Canadian Aviation Laws, Prohibitions, and Penalties
Canada, like any other country, has laws that regulate the possession and operation of unmanned air vehicles (UAVs). The laws that regulate aviation are referred to as the Aeronautics Act (Dodek, 2013). The regulations of UAV’s falls under the federal government and are regulated by the Canadian Air Authorities. It is mandatory for a UAV operator to have the special flights operation certificates that define the weight of drone and its use, whether recreational or non-recreational
The actions prohibited include the dangerous operation of aircraft and endangering the safety of other aircraft (Bartsch, 2012). In this case, penalties could be monetary fines, jail term, and imprisonment. Secondly, the private use of jamming equipment to disrupt drones is illegal in Canada. (Bartsch, 2012) The usage of drones should be limited to an accountability structure that ensures that they do not infringe on people’s privacy. The penalty is a fine of Can $5000 for individuals and $Can 25000 for Corporations (Dodek, 2013). Any individual found to operate a UAV in a reckless or negligent manner is also subject to the above-quoted fines. The other prohibition is operating a UAV in an airspace that has been restricted like over a forest fire or too close to a built-up area. This is punishable under the Aviation Act (Dodek, 2013).
Operation and control of a UAV through a monitor or smartphone is prohibited (Yechout, 2003). Instead, the drones should always be controlled by a human operator every time. The penalty for this falls under the Aeronautics Act and is punishable by fines up to can$15000 for corporations. Finally, operating a drone during the night or in a bad weather is punishable by a fine of Can$5000 for individuals or more for an organization as it portrays negligence (Dodek, 2013).
In conclusion, Transport Canada has put in place measures that will ensure safety when operating UAV. The pilots that operate the UAV will be considered as ‘pilots’ under the Aeronautics Act. Transport Canada has also put into place new regulations that will do away with the present distinction between recreational and non-recreational use based on weights of the unmanned air vehicles.
Bartsch, R. I. C. (2012). International aviation law: A practical guide. Farnham, Surrey: Ashgate Pub.
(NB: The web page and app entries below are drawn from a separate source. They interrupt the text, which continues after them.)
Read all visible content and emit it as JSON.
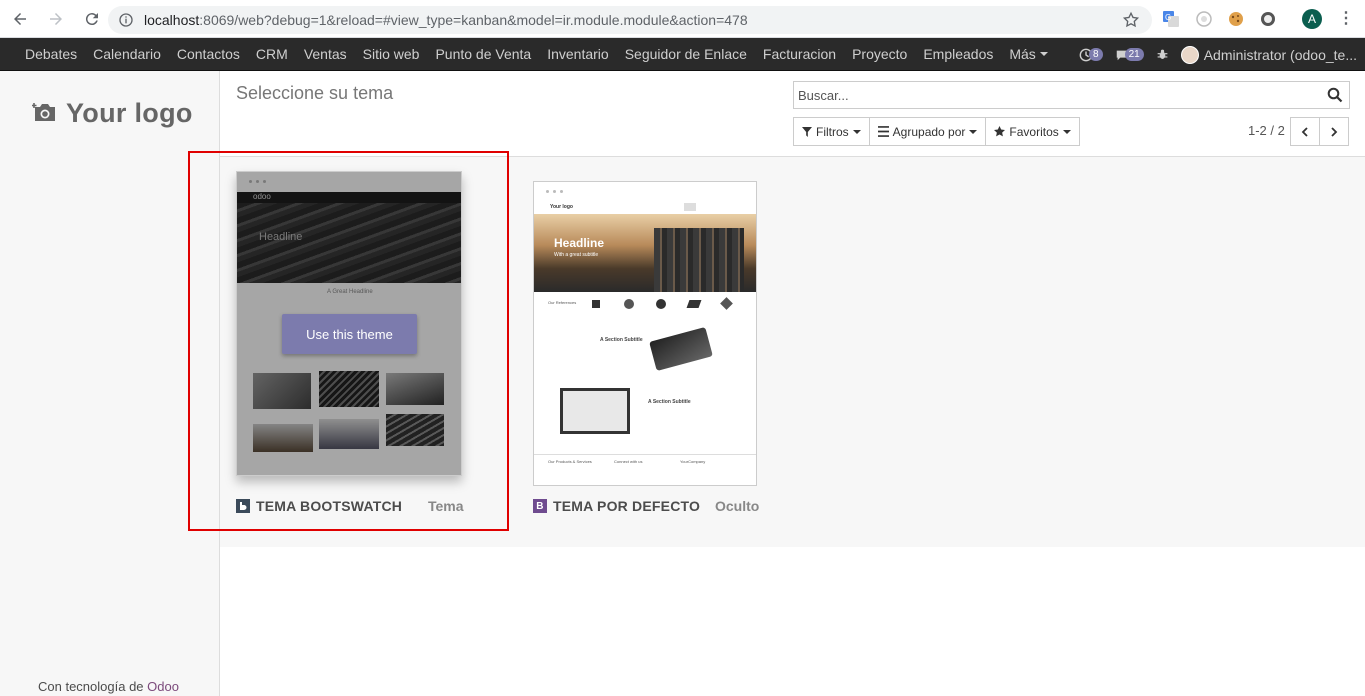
{
  "browser": {
    "url_host": "localhost",
    "url_rest": ":8069/web?debug=1&reload=#view_type=kanban&model=ir.module.module&action=478",
    "profile_initial": "A"
  },
  "navbar": {
    "menu": [
      "Debates",
      "Calendario",
      "Contactos",
      "CRM",
      "Ventas",
      "Sitio web",
      "Punto de Venta",
      "Inventario",
      "Seguidor de Enlace",
      "Facturacion",
      "Proyecto",
      "Empleados",
      "Más"
    ],
    "activity_count": "8",
    "message_count": "21",
    "user": "Administrator (odoo_te..."
  },
  "sidebar": {
    "logo_text": "Your logo",
    "powered_prefix": "Con tecnología de",
    "powered_brand": "Odoo"
  },
  "control_panel": {
    "title": "Seleccione su tema",
    "search_placeholder": "Buscar...",
    "filters_label": "Filtros",
    "group_by_label": "Agrupado por",
    "favorites_label": "Favoritos",
    "pager": "1-2 / 2"
  },
  "themes": [
    {
      "name": "TEMA BOOTSWATCH",
      "state": "Tema",
      "use_button": "Use this theme",
      "preview": {
        "brand": "odoo",
        "headline": "Headline",
        "subtitle": "A Great Headline"
      }
    },
    {
      "name": "TEMA POR DEFECTO",
      "state": "Oculto",
      "icon_letter": "B",
      "preview": {
        "brand": "Your logo",
        "headline": "Headline",
        "subheadline": "With a great subtitle",
        "references": "Our References",
        "section1": "A Section Subtitle",
        "section2": "A Section Subtitle",
        "footer_col1": "Our Products & Services",
        "footer_col2": "Connect with us",
        "footer_col3": "YourCompany"
      }
    }
  ],
  "colors": {
    "accent": "#7c7bad",
    "navbar": "#2a2a2a",
    "highlight": "#e00000"
  }
}
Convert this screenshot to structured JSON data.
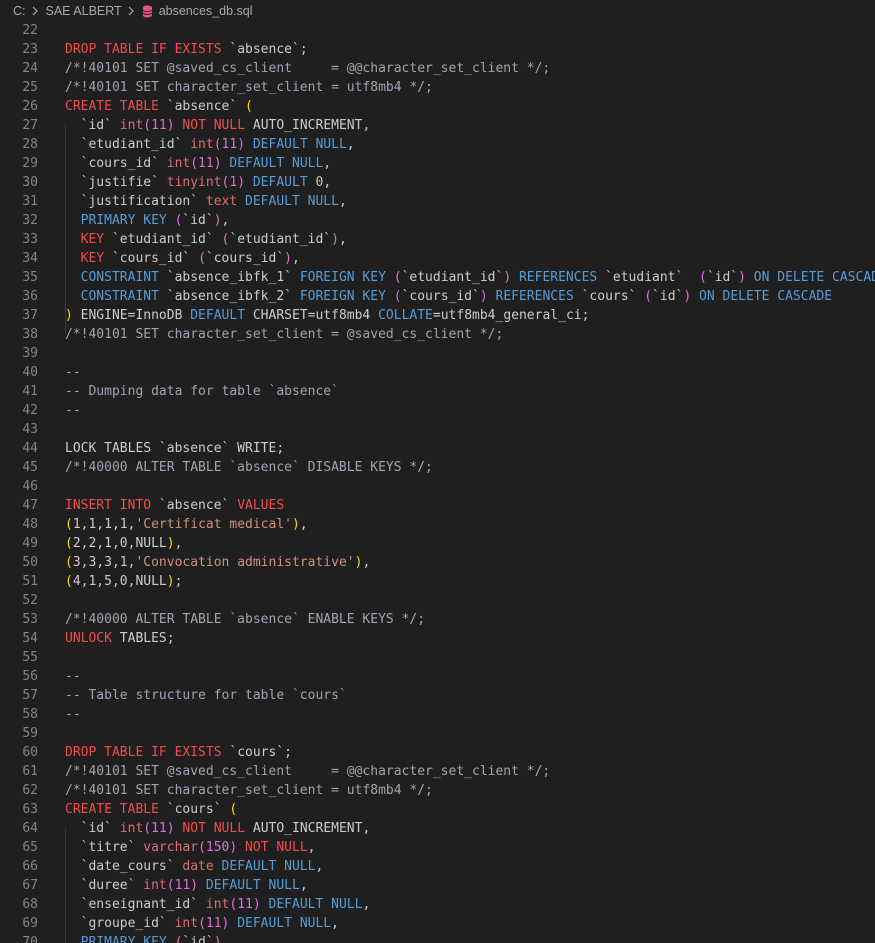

Dodek, A. (2013). The Canadian Constitution. Toronto: Dundurn.
Yechout, T. R., & Morris, S. L. (2003). Introduction to aircraft flight mechanics: Performance, static stability, dynamic stability, and classical feedback control. Reston, VA: American Institute of Aeronautics and Astronautics.